Of all the lines in the records below, copy only those that contain the string "status".
BEGIN ENTRIES SUPPLIED
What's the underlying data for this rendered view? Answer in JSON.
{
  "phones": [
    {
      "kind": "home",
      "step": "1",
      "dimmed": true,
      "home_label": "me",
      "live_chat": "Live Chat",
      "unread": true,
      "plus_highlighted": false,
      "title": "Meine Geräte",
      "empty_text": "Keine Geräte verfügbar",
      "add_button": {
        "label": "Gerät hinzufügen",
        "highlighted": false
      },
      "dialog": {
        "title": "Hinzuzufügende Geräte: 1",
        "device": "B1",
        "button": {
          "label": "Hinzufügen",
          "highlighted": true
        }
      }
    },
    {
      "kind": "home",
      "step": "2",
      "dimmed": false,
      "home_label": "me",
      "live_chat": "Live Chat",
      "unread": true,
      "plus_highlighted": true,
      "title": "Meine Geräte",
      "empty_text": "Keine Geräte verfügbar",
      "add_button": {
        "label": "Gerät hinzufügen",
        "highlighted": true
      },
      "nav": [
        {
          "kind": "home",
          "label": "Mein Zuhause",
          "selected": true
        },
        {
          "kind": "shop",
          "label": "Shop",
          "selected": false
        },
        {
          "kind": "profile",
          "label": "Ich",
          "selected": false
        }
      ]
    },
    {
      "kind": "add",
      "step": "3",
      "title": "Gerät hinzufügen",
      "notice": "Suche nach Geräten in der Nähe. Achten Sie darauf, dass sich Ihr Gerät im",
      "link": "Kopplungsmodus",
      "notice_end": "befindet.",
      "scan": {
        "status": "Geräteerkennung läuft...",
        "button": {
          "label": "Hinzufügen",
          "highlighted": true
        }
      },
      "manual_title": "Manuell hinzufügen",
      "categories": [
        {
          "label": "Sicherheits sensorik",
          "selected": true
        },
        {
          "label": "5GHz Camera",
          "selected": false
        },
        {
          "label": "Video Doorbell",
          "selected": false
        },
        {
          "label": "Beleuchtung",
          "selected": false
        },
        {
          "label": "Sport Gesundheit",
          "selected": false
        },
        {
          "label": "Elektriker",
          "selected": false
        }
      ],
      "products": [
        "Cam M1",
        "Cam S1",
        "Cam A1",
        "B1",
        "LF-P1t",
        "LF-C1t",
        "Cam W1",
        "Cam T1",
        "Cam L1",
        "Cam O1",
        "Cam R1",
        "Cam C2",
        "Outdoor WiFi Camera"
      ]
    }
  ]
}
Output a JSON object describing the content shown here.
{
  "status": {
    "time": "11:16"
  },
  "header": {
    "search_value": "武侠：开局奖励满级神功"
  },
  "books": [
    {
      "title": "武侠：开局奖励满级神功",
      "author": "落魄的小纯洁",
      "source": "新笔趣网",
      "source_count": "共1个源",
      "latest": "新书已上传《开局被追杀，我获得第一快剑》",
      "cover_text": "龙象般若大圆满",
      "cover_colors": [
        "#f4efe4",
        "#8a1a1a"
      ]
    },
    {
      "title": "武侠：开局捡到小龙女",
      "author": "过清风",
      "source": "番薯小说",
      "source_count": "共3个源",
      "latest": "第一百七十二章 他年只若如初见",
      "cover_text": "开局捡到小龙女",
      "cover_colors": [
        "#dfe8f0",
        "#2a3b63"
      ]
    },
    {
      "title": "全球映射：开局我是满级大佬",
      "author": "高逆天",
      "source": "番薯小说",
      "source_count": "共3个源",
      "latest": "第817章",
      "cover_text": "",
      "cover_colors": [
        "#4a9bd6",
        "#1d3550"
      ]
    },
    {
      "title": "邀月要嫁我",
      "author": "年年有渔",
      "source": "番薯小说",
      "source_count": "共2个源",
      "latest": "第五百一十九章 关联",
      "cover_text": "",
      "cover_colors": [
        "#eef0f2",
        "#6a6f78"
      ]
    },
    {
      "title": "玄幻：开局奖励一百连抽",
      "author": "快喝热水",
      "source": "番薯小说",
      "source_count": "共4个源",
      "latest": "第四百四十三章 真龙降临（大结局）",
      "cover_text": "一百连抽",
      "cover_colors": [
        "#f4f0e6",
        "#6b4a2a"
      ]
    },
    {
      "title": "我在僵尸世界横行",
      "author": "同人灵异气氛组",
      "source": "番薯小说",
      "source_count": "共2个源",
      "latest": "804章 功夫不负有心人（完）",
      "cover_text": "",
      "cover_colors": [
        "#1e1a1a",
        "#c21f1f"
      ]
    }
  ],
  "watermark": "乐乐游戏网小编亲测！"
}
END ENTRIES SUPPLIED
§ **RESPONSE TO THIS EXERCISE**:
        "status": "Geräteerkennung läuft...",
  "status": {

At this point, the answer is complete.